• REQUIRED WORK:
Below are records to give again exactly; omit each image they contain.

[Excerpts from an interface dataset]
────

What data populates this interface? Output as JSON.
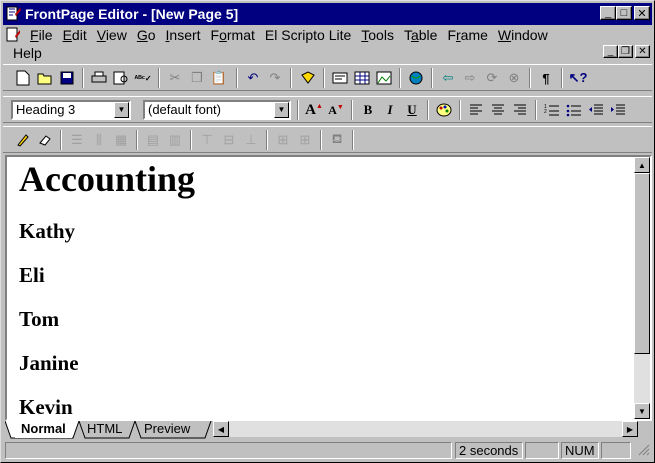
{
  "window": {
    "title": "FrontPage Editor - [New Page 5]",
    "minimize": "_",
    "maximize": "□",
    "close": "✕"
  },
  "menu": {
    "row1": [
      {
        "label": "File",
        "u": "F",
        "rest": "ile"
      },
      {
        "label": "Edit",
        "u": "E",
        "rest": "dit"
      },
      {
        "label": "View",
        "u": "V",
        "rest": "iew"
      },
      {
        "label": "Go",
        "u": "G",
        "rest": "o"
      },
      {
        "label": "Insert",
        "u": "I",
        "rest": "nsert"
      },
      {
        "label": "Format",
        "u": "F",
        "rest": "ormat"
      },
      {
        "label": "El Scripto Lite",
        "u": "",
        "rest": "El Scripto Lite"
      },
      {
        "label": "Tools",
        "u": "T",
        "rest": "ools"
      },
      {
        "label": "Table",
        "u": "a",
        "rest": "ble"
      },
      {
        "label": "Frame",
        "u": "r",
        "rest": "ame"
      },
      {
        "label": "Window",
        "u": "W",
        "rest": "indow"
      }
    ],
    "help": "Help"
  },
  "format_toolbar": {
    "style_value": "Heading 3",
    "font_value": "(default font)"
  },
  "document": {
    "heading": "Accounting",
    "names": [
      "Kathy",
      "Eli",
      "Tom",
      "Janine",
      "Kevin"
    ]
  },
  "tabs": [
    "Normal",
    "HTML",
    "Preview"
  ],
  "status": {
    "time": "2 seconds",
    "num": "NUM"
  },
  "colors": {
    "title_bar": "#000080",
    "face": "#c0c0c0"
  }
}
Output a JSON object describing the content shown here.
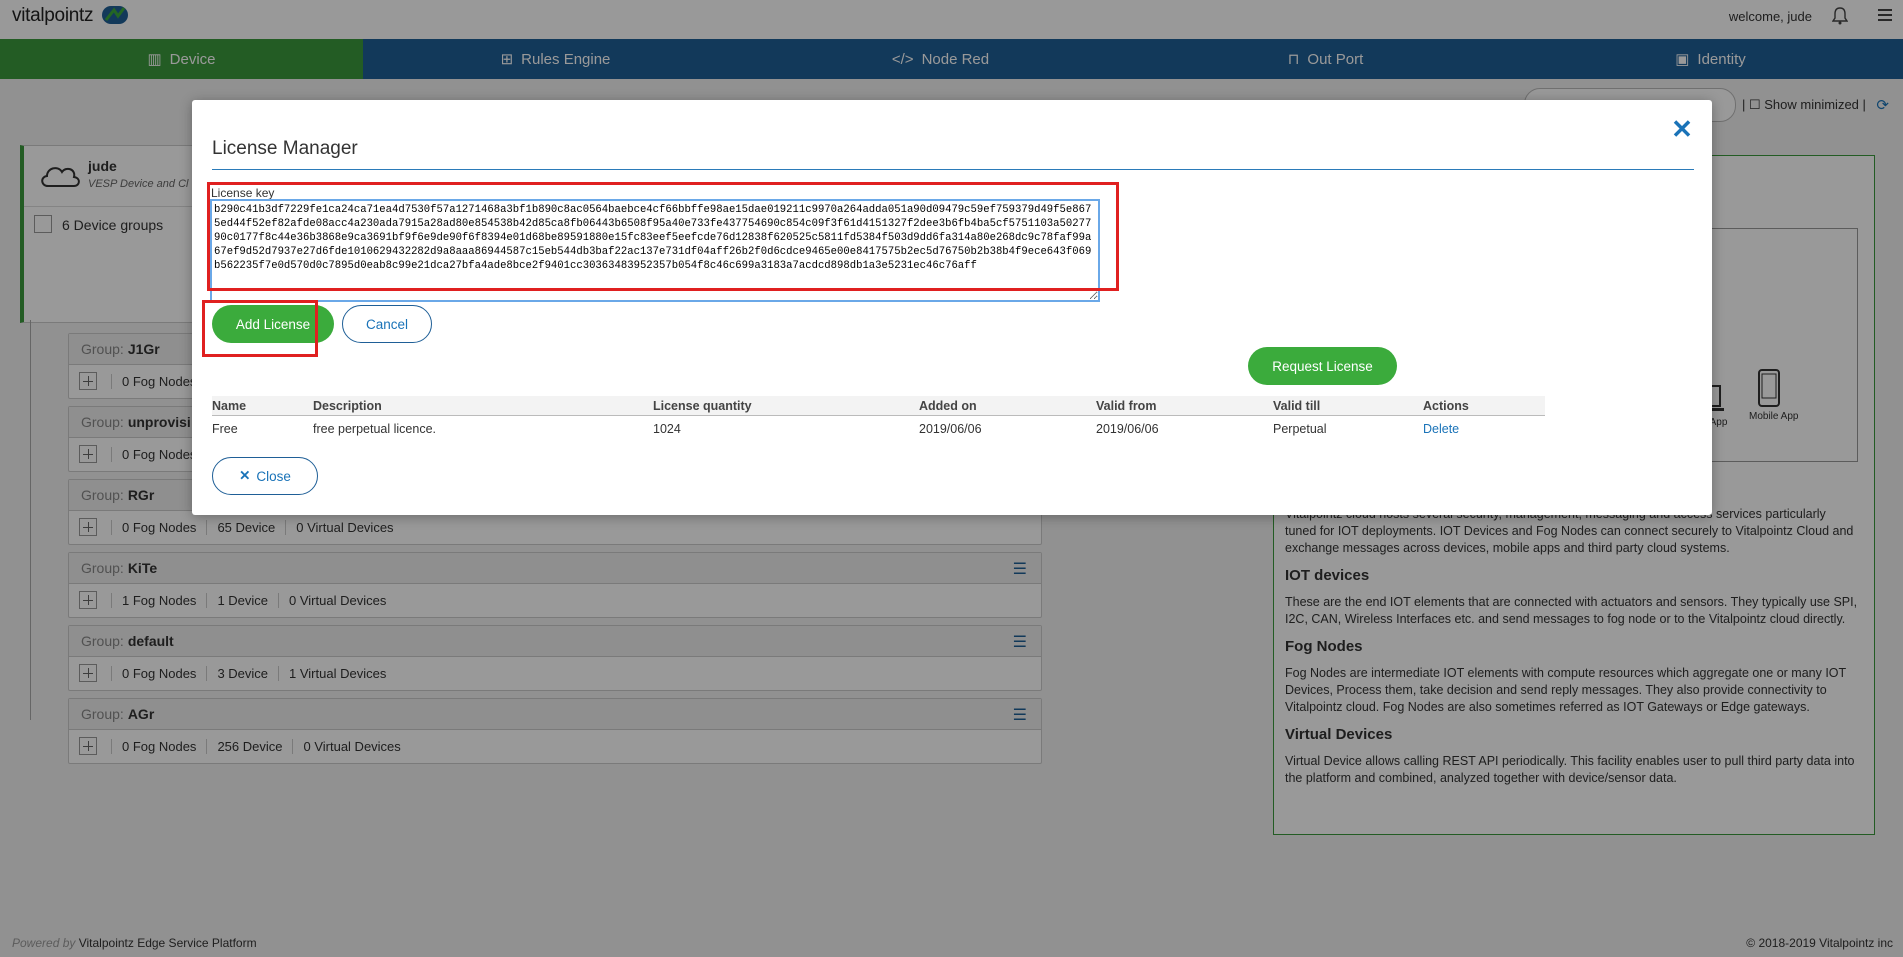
{
  "app": {
    "logo_text": "vitalpointz",
    "welcome": "welcome, jude"
  },
  "nav": {
    "tabs": [
      {
        "label": "Device",
        "icon": "device-icon",
        "active": true
      },
      {
        "label": "Rules Engine",
        "icon": "rules-icon",
        "active": false
      },
      {
        "label": "Node Red",
        "icon": "code-icon",
        "active": false
      },
      {
        "label": "Out Port",
        "icon": "port-icon",
        "active": false
      },
      {
        "label": "Identity",
        "icon": "id-badge-icon",
        "active": false
      }
    ]
  },
  "background": {
    "show_minimized": "Show minimized",
    "user_name": "jude",
    "user_sub": "VESP Device and Cl",
    "device_groups": "6 Device groups",
    "groups": [
      {
        "label": "Group:",
        "name": "J1Gr",
        "stats": [
          "0 Fog Nodes",
          "",
          ""
        ]
      },
      {
        "label": "Group:",
        "name": "unprovisi",
        "stats": [
          "0 Fog Nodes",
          "",
          ""
        ]
      },
      {
        "label": "Group:",
        "name": "RGr",
        "stats": [
          "0 Fog Nodes",
          "65 Device",
          "0 Virtual Devices"
        ]
      },
      {
        "label": "Group:",
        "name": "KiTe",
        "stats": [
          "1 Fog Nodes",
          "1 Device",
          "0 Virtual Devices"
        ]
      },
      {
        "label": "Group:",
        "name": "default",
        "stats": [
          "0 Fog Nodes",
          "3 Device",
          "1 Virtual Devices"
        ]
      },
      {
        "label": "Group:",
        "name": "AGr",
        "stats": [
          "0 Fog Nodes",
          "256 Device",
          "0 Virtual Devices"
        ]
      }
    ],
    "diagram": {
      "web_app": "Web App",
      "mobile_app": "Mobile App"
    },
    "info": {
      "intro": "Vitalpointz cloud hosts several security, management, messaging and access services particularly tuned for IOT deployments. IOT Devices and Fog Nodes can connect securely to Vitalpointz Cloud and exchange messages across devices, mobile apps and third party cloud systems.",
      "iot_title": "IOT devices",
      "iot_text": "These are the end IOT elements that are connected with actuators and sensors. They typically use SPI, I2C, CAN, Wireless Interfaces etc. and send messages to fog node or to the Vitalpointz cloud directly.",
      "fog_title": "Fog Nodes",
      "fog_text": "Fog Nodes are intermediate IOT elements with compute resources which aggregate one or many IOT Devices, Process them, take decision and send reply messages. They also provide connectivity to Vitalpointz cloud. Fog Nodes are also sometimes referred as IOT Gateways or Edge gateways.",
      "virtual_title": "Virtual Devices",
      "virtual_text": "Virtual Device allows calling REST API periodically. This facility enables user to pull third party data into the platform and combined, analyzed together with device/sensor data."
    },
    "footer_powered": "Powered by",
    "footer_platform": "Vitalpointz Edge Service Platform",
    "footer_copyright": "© 2018-2019 Vitalpointz inc"
  },
  "modal": {
    "title": "License Manager",
    "license_key_label": "License key",
    "license_key_value": "b290c41b3df7229fe1ca24ca71ea4d7530f57a1271468a3bf1b890c8ac0564baebce4cf66bbffe98ae15dae019211c9970a264adda051a90d09479c59ef759379d49f5e8675ed44f52ef82afde08acc4a230ada7915a28ad80e854538b42d85ca8fb06443b6508f95a40e733fe437754690c854c09f3f61d4151327f2dee3b6fb4ba5cf5751103a5027790c0177f8c44e36b3868e9ca3691bf9f6e9de90f6f8394e01d68be89591880e15fc83eef5eefcde76d12838f620525c5811fd5384f503d9dd6fa314a80e268dc9c78faf99a67ef9d52d7937e27d6fde1010629432282d9a8aaa86944587c15eb544db3baf22ac137e731df04aff26b2f0d6cdce9465e00e8417575b2ec5d76750b2b38b4f9ece643f069b562235f7e0d570d0c7895d0eab8c99e21dca27bfa4ade8bce2f9401cc30363483952357b054f8c46c699a3183a7acdcd898db1a3e5231ec46c76aff",
    "add_label": "Add License",
    "cancel_label": "Cancel",
    "request_label": "Request License",
    "close_label": "Close",
    "table": {
      "headers": [
        "Name",
        "Description",
        "License quantity",
        "Added on",
        "Valid from",
        "Valid till",
        "Actions"
      ],
      "rows": [
        [
          "Free",
          "free perpetual licence.",
          "1024",
          "2019/06/06",
          "2019/06/06",
          "Perpetual",
          "Delete"
        ]
      ]
    }
  },
  "colors": {
    "accent_green": "#3bab3c",
    "nav_blue": "#1f5f97",
    "highlight_red": "#e02020",
    "link_blue": "#1a73b8"
  }
}
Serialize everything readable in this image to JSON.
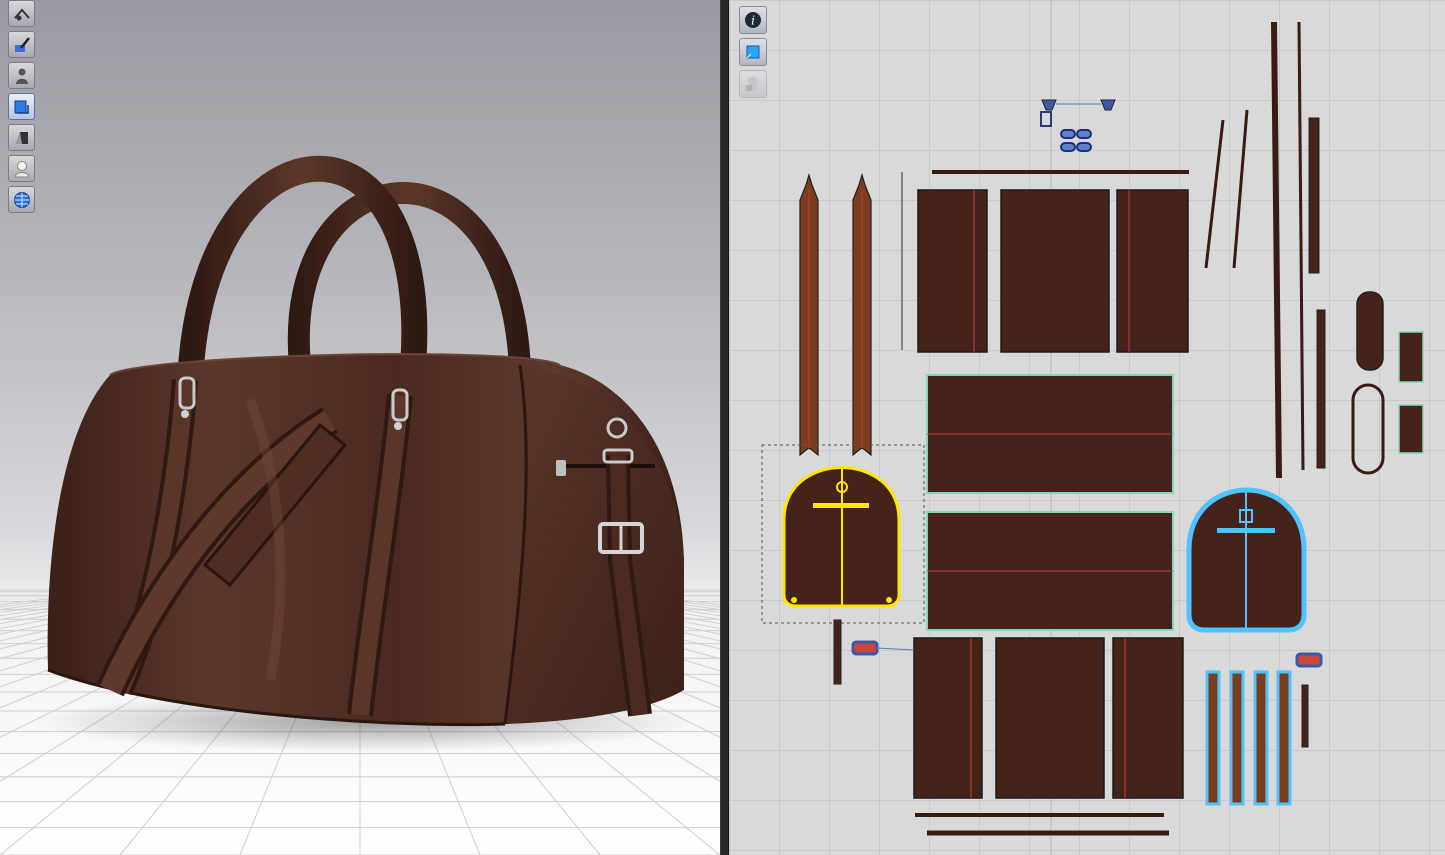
{
  "window": {
    "left_panel": "3d-garment-view",
    "right_panel": "2d-pattern-view"
  },
  "toolbar_3d": {
    "buttons": [
      {
        "icon": "show-avatar-icon",
        "active": false
      },
      {
        "icon": "texture-paint-icon",
        "active": false
      },
      {
        "icon": "avatar-silhouette-icon",
        "active": false
      },
      {
        "icon": "garment-view-icon",
        "active": true
      },
      {
        "icon": "shaded-view-icon",
        "active": false
      },
      {
        "icon": "avatar-head-icon",
        "active": false
      },
      {
        "icon": "globe-environment-icon",
        "active": false
      }
    ]
  },
  "toolbar_2d": {
    "buttons": [
      {
        "icon": "info-icon",
        "enabled": true
      },
      {
        "icon": "pattern-layer-icon",
        "enabled": true
      },
      {
        "icon": "locked-garment-icon",
        "enabled": false
      }
    ]
  },
  "colors": {
    "leather": "#4a2a1f",
    "leather_dark": "#2c1812",
    "pattern_fill": "#46231a",
    "strap_fill": "#7a3d1c",
    "selection_yellow": "#ffe600",
    "selection_blue": "#4fc3ff",
    "seam_red": "#d23a3a",
    "edge_green": "#7fd9b9",
    "grid_bg": "#d9d9d9"
  }
}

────

• PROBLEM SOLUTION:
What data populates this interface? Output as JSON.
{
  "window": {
    "title": "FrontPage Editor - [New Page 5]",
    "minimize": "_",
    "maximize": "□",
    "close": "✕"
  },
  "menu": {
    "row1": [
      {
        "label": "File",
        "u": "F",
        "rest": "ile"
      },
      {
        "label": "Edit",
        "u": "E",
        "rest": "dit"
      },
      {
        "label": "View",
        "u": "V",
        "rest": "iew"
      },
      {
        "label": "Go",
        "u": "G",
        "rest": "o"
      },
      {
        "label": "Insert",
        "u": "I",
        "rest": "nsert"
      },
      {
        "label": "Format",
        "u": "F",
        "rest": "ormat"
      },
      {
        "label": "El Scripto Lite",
        "u": "",
        "rest": "El Scripto Lite"
      },
      {
        "label": "Tools",
        "u": "T",
        "rest": "ools"
      },
      {
        "label": "Table",
        "u": "a",
        "rest": "ble"
      },
      {
        "label": "Frame",
        "u": "r",
        "rest": "ame"
      },
      {
        "label": "Window",
        "u": "W",
        "rest": "indow"
      }
    ],
    "help": "Help"
  },
  "format_toolbar": {
    "style_value": "Heading 3",
    "font_value": "(default font)"
  },
  "document": {
    "heading": "Accounting",
    "names": [
      "Kathy",
      "Eli",
      "Tom",
      "Janine",
      "Kevin"
    ]
  },
  "tabs": [
    "Normal",
    "HTML",
    "Preview"
  ],
  "status": {
    "time": "2 seconds",
    "num": "NUM"
  },
  "colors": {
    "title_bar": "#000080",
    "face": "#c0c0c0"
  }
}
Output a JSON object describing the content shown here.
{
  "app": {
    "logo_text": "vitalpointz",
    "welcome": "welcome, jude"
  },
  "nav": {
    "tabs": [
      {
        "label": "Device",
        "icon": "device-icon",
        "active": true
      },
      {
        "label": "Rules Engine",
        "icon": "rules-icon",
        "active": false
      },
      {
        "label": "Node Red",
        "icon": "code-icon",
        "active": false
      },
      {
        "label": "Out Port",
        "icon": "port-icon",
        "active": false
      },
      {
        "label": "Identity",
        "icon": "id-badge-icon",
        "active": false
      }
    ]
  },
  "background": {
    "show_minimized": "Show minimized",
    "user_name": "jude",
    "user_sub": "VESP Device and Cl",
    "device_groups": "6 Device groups",
    "groups": [
      {
        "label": "Group:",
        "name": "J1Gr",
        "stats": [
          "0 Fog Nodes",
          "",
          ""
        ]
      },
      {
        "label": "Group:",
        "name": "unprovisi",
        "stats": [
          "0 Fog Nodes",
          "",
          ""
        ]
      },
      {
        "label": "Group:",
        "name": "RGr",
        "stats": [
          "0 Fog Nodes",
          "65 Device",
          "0 Virtual Devices"
        ]
      },
      {
        "label": "Group:",
        "name": "KiTe",
        "stats": [
          "1 Fog Nodes",
          "1 Device",
          "0 Virtual Devices"
        ]
      },
      {
        "label": "Group:",
        "name": "default",
        "stats": [
          "0 Fog Nodes",
          "3 Device",
          "1 Virtual Devices"
        ]
      },
      {
        "label": "Group:",
        "name": "AGr",
        "stats": [
          "0 Fog Nodes",
          "256 Device",
          "0 Virtual Devices"
        ]
      }
    ],
    "diagram": {
      "web_app": "Web App",
      "mobile_app": "Mobile App"
    },
    "info": {
      "intro": "Vitalpointz cloud hosts several security, management, messaging and access services particularly tuned for IOT deployments. IOT Devices and Fog Nodes can connect securely to Vitalpointz Cloud and exchange messages across devices, mobile apps and third party cloud systems.",
      "iot_title": "IOT devices",
      "iot_text": "These are the end IOT elements that are connected with actuators and sensors. They typically use SPI, I2C, CAN, Wireless Interfaces etc. and send messages to fog node or to the Vitalpointz cloud directly.",
      "fog_title": "Fog Nodes",
      "fog_text": "Fog Nodes are intermediate IOT elements with compute resources which aggregate one or many IOT Devices, Process them, take decision and send reply messages. They also provide connectivity to Vitalpointz cloud. Fog Nodes are also sometimes referred as IOT Gateways or Edge gateways.",
      "virtual_title": "Virtual Devices",
      "virtual_text": "Virtual Device allows calling REST API periodically. This facility enables user to pull third party data into the platform and combined, analyzed together with device/sensor data."
    },
    "footer_powered": "Powered by",
    "footer_platform": "Vitalpointz Edge Service Platform",
    "footer_copyright": "© 2018-2019 Vitalpointz inc"
  },
  "modal": {
    "title": "License Manager",
    "license_key_label": "License key",
    "license_key_value": "b290c41b3df7229fe1ca24ca71ea4d7530f57a1271468a3bf1b890c8ac0564baebce4cf66bbffe98ae15dae019211c9970a264adda051a90d09479c59ef759379d49f5e8675ed44f52ef82afde08acc4a230ada7915a28ad80e854538b42d85ca8fb06443b6508f95a40e733fe437754690c854c09f3f61d4151327f2dee3b6fb4ba5cf5751103a5027790c0177f8c44e36b3868e9ca3691bf9f6e9de90f6f8394e01d68be89591880e15fc83eef5eefcde76d12838f620525c5811fd5384f503d9dd6fa314a80e268dc9c78faf99a67ef9d52d7937e27d6fde1010629432282d9a8aaa86944587c15eb544db3baf22ac137e731df04aff26b2f0d6cdce9465e00e8417575b2ec5d76750b2b38b4f9ece643f069b562235f7e0d570d0c7895d0eab8c99e21dca27bfa4ade8bce2f9401cc30363483952357b054f8c46c699a3183a7acdcd898db1a3e5231ec46c76aff",
    "add_label": "Add License",
    "cancel_label": "Cancel",
    "request_label": "Request License",
    "close_label": "Close",
    "table": {
      "headers": [
        "Name",
        "Description",
        "License quantity",
        "Added on",
        "Valid from",
        "Valid till",
        "Actions"
      ],
      "rows": [
        [
          "Free",
          "free perpetual licence.",
          "1024",
          "2019/06/06",
          "2019/06/06",
          "Perpetual",
          "Delete"
        ]
      ]
    }
  },
  "colors": {
    "accent_green": "#3bab3c",
    "nav_blue": "#1f5f97",
    "highlight_red": "#e02020",
    "link_blue": "#1a73b8"
  }
}
Serialize everything readable in this image to JSON.
{
  "window": {
    "left_panel": "3d-garment-view",
    "right_panel": "2d-pattern-view"
  },
  "toolbar_3d": {
    "buttons": [
      {
        "icon": "show-avatar-icon",
        "active": false
      },
      {
        "icon": "texture-paint-icon",
        "active": false
      },
      {
        "icon": "avatar-silhouette-icon",
        "active": false
      },
      {
        "icon": "garment-view-icon",
        "active": true
      },
      {
        "icon": "shaded-view-icon",
        "active": false
      },
      {
        "icon": "avatar-head-icon",
        "active": false
      },
      {
        "icon": "globe-environment-icon",
        "active": false
      }
    ]
  },
  "toolbar_2d": {
    "buttons": [
      {
        "icon": "info-icon",
        "enabled": true
      },
      {
        "icon": "pattern-layer-icon",
        "enabled": true
      },
      {
        "icon": "locked-garment-icon",
        "enabled": false
      }
    ]
  },
  "colors": {
    "leather": "#4a2a1f",
    "leather_dark": "#2c1812",
    "pattern_fill": "#46231a",
    "strap_fill": "#7a3d1c",
    "selection_yellow": "#ffe600",
    "selection_blue": "#4fc3ff",
    "seam_red": "#d23a3a",
    "edge_green": "#7fd9b9",
    "grid_bg": "#d9d9d9"
  }
}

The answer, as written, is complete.